Fast concludes that it would be easy-but-dangerous to give into the temptation to squander things like getting enough sleep, connecting with family and friends in a deeper way, breathing easier and taking time for reflective leisure.
“We can learn from a slower pace,” he said.
The psychologist postulates that the pandemic prodded people into thinking about hope, which could trigger some poignant issues about meaning and purpose and the greater things in life.
“My hope has never been about not getting COVID or living a long life or having great finances,” he offered. “I want those things, but that’s not where I put my hope. My hope is that in every circumstance I go through during the pandemic, I’ll respond in a way that honors and reveals what my God is like. My hope is that I’ll be a better man this week, this month and this year.

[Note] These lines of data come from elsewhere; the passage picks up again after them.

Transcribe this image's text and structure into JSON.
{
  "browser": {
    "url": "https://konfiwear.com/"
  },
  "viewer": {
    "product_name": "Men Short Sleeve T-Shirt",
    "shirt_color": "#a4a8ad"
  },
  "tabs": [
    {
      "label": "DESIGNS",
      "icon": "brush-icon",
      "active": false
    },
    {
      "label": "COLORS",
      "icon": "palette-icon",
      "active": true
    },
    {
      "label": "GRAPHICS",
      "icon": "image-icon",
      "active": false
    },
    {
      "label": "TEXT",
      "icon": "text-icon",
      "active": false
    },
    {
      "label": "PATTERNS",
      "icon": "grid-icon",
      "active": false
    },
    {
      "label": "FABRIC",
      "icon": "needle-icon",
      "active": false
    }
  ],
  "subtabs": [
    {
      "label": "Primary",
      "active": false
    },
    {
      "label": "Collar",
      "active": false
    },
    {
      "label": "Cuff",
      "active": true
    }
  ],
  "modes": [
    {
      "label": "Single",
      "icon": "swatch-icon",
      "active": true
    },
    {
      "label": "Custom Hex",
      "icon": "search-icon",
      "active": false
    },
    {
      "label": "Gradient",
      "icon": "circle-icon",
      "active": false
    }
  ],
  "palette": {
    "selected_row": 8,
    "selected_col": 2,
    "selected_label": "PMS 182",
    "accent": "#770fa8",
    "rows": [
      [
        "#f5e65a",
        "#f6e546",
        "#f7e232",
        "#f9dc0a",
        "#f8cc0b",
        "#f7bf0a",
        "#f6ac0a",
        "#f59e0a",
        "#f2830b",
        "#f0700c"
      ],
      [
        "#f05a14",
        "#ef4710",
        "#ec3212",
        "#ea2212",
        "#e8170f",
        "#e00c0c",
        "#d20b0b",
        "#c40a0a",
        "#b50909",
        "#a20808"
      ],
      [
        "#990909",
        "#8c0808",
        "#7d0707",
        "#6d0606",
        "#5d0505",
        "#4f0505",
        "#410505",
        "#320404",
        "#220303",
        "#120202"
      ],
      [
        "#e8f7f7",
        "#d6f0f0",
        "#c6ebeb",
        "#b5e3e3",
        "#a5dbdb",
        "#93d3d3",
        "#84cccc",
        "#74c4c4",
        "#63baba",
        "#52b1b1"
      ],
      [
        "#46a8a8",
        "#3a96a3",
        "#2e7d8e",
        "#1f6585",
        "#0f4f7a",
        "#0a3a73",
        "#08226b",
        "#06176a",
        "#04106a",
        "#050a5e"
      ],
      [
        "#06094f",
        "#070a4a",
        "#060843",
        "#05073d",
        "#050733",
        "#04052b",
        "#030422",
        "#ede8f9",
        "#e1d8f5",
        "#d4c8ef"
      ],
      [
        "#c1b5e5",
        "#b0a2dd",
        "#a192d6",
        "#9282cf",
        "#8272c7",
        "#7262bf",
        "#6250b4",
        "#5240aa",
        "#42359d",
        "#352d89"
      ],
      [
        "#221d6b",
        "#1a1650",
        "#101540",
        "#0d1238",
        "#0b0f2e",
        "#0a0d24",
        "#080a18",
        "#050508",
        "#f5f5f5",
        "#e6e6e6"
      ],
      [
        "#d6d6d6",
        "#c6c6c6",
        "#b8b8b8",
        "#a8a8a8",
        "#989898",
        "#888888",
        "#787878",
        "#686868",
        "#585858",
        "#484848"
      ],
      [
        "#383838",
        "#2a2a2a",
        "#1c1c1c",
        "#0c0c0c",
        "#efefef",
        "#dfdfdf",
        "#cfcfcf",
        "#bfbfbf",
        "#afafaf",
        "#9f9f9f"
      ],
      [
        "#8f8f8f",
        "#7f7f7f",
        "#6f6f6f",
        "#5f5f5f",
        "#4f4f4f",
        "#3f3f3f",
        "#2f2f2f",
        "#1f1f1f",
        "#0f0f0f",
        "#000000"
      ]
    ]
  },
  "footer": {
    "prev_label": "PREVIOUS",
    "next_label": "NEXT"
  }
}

“If we place our hope in something we have no control over, we’re going to feel more anxiety, increase our cortisol levels and have a sense of panic. It’s bad for our bodies, and it’s bad for how we interact with others because our fear breeds fear in others, and we’re either going to push people away because they’re anxious about being around us or we’re going to create fear in them,” Fast said.
He then explained how true hope extends to our deathbed reflections.
“If you could have a videotape of your life that could be rewound or fast-forwarded and you found yourself on a deathbed and you were able to reminisce … what would be the most important things that you built your life upon?” Fast asks.
The pandemic unveiled the answer to that question.
“All the things that you thought were meaningful on your deathbed are possible every day living in this pandemic if we’ll reach out and take those risks and connect with people to smile with your voice or on Zoom or offer a word of encouragement or say, ‘I’m scared and I need to talk or pray.’… Those things turn out to be the most meaningful. We don’t have to wait to see if we survive COVID.”
Hope may then be the emotional vaccine for the symptoms of uncertain times.
The author’s books, devotional blogs and music is available on robertlacosta.com.